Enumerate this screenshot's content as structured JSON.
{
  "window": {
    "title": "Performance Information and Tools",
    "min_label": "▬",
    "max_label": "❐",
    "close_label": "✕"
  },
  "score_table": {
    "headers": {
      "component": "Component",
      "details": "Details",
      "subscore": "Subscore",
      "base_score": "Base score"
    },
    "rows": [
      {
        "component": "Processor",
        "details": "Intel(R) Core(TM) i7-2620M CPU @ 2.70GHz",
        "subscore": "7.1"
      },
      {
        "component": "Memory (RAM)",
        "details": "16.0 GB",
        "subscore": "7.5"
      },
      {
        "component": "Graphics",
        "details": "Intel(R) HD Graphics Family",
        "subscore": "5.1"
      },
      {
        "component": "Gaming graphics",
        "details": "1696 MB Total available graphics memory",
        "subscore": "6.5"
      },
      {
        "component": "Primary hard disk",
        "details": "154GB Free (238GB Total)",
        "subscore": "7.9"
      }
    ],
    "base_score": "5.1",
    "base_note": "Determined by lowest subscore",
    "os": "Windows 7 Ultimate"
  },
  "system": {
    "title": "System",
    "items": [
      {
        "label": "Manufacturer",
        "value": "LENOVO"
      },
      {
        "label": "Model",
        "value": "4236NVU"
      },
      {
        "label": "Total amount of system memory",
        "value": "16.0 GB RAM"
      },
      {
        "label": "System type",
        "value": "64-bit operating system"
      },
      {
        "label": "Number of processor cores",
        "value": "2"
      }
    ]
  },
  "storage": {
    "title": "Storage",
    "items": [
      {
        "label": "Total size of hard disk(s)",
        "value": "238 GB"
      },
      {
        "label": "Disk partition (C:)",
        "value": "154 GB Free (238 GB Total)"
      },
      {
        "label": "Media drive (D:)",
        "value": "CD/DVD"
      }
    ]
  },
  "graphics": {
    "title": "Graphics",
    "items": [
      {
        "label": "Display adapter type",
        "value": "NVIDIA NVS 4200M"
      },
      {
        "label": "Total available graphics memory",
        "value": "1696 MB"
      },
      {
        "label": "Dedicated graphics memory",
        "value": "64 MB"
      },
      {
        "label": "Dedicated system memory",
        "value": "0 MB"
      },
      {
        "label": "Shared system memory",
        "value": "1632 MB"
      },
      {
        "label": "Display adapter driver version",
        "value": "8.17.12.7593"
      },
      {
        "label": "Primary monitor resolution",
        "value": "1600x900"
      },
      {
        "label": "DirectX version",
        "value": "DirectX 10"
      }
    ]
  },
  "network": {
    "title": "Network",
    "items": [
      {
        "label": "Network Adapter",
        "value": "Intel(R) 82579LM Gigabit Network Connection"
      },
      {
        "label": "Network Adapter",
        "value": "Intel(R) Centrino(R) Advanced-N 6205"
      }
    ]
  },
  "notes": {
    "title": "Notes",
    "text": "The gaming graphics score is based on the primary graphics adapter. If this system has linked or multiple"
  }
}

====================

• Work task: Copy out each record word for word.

• Answer to this exercise:
Enumerate this screenshot's content as structured JSON.
{
  "window": {
    "title": "Performance Information and Tools",
    "min_label": "▬",
    "max_label": "❐",
    "close_label": "✕"
  },
  "score_table": {
    "headers": {
      "component": "Component",
      "details": "Details",
      "subscore": "Subscore",
      "base_score": "Base score"
    },
    "rows": [
      {
        "component": "Processor",
        "details": "Intel(R) Core(TM) i7-2620M CPU @ 2.70GHz",
        "subscore": "7.1"
      },
      {
        "component": "Memory (RAM)",
        "details": "16.0 GB",
        "subscore": "7.5"
      },
      {
        "component": "Graphics",
        "details": "Intel(R) HD Graphics Family",
        "subscore": "5.1"
      },
      {
        "component": "Gaming graphics",
        "details": "1696 MB Total available graphics memory",
        "subscore": "6.5"
      },
      {
        "component": "Primary hard disk",
        "details": "154GB Free (238GB Total)",
        "subscore": "7.9"
      }
    ],
    "base_score": "5.1",
    "base_note": "Determined by lowest subscore",
    "os": "Windows 7 Ultimate"
  },
  "system": {
    "title": "System",
    "items": [
      {
        "label": "Manufacturer",
        "value": "LENOVO"
      },
      {
        "label": "Model",
        "value": "4236NVU"
      },
      {
        "label": "Total amount of system memory",
        "value": "16.0 GB RAM"
      },
      {
        "label": "System type",
        "value": "64-bit operating system"
      },
      {
        "label": "Number of processor cores",
        "value": "2"
      }
    ]
  },
  "storage": {
    "title": "Storage",
    "items": [
      {
        "label": "Total size of hard disk(s)",
        "value": "238 GB"
      },
      {
        "label": "Disk partition (C:)",
        "value": "154 GB Free (238 GB Total)"
      },
      {
        "label": "Media drive (D:)",
        "value": "CD/DVD"
      }
    ]
  },
  "graphics": {
    "title": "Graphics",
    "items": [
      {
        "label": "Display adapter type",
        "value": "NVIDIA NVS 4200M"
      },
      {
        "label": "Total available graphics memory",
        "value": "1696 MB"
      },
      {
        "label": "Dedicated graphics memory",
        "value": "64 MB"
      },
      {
        "label": "Dedicated system memory",
        "value": "0 MB"
      },
      {
        "label": "Shared system memory",
        "value": "1632 MB"
      },
      {
        "label": "Display adapter driver version",
        "value": "8.17.12.7593"
      },
      {
        "label": "Primary monitor resolution",
        "value": "1600x900"
      },
      {
        "label": "DirectX version",
        "value": "DirectX 10"
      }
    ]
  },
  "network": {
    "title": "Network",
    "items": [
      {
        "label": "Network Adapter",
        "value": "Intel(R) 82579LM Gigabit Network Connection"
      },
      {
        "label": "Network Adapter",
        "value": "Intel(R) Centrino(R) Advanced-N 6205"
      }
    ]
  },
  "notes": {
    "title": "Notes",
    "text": "The gaming graphics score is based on the primary graphics adapter. If this system has linked or multiple"
  }
}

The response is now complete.